• THE RECORDS:
---

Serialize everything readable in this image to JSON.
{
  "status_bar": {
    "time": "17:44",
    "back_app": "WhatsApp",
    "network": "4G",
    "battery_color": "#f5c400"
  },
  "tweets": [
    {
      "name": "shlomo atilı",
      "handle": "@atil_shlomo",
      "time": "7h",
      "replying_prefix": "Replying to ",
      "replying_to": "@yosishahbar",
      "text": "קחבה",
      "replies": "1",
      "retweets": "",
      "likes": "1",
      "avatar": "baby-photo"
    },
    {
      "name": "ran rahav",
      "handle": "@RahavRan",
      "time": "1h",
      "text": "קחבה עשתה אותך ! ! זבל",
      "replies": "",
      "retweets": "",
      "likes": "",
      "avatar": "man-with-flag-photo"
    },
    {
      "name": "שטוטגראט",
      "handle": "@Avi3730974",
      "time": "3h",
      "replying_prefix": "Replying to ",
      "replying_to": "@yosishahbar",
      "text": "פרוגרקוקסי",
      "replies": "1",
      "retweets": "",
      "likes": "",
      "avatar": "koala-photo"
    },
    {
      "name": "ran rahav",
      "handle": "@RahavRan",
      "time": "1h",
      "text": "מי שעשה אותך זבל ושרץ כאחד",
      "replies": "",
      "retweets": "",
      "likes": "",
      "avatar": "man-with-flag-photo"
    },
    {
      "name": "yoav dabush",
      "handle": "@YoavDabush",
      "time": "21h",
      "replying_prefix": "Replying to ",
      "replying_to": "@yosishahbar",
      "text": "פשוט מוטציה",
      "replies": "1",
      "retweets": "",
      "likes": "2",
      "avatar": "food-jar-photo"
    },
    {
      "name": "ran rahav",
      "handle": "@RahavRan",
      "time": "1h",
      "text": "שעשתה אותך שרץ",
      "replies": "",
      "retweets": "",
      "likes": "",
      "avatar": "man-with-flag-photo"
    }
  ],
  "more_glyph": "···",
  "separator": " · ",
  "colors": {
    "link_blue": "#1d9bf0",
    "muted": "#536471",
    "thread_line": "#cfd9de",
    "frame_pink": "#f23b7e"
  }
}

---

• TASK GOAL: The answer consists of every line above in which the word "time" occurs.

• EXERCISE RESULT:
    "time": "17:44",
      "time": "7h",
      "time": "1h",
      "time": "3h",
      "time": "1h",
      "time": "21h",
      "time": "1h",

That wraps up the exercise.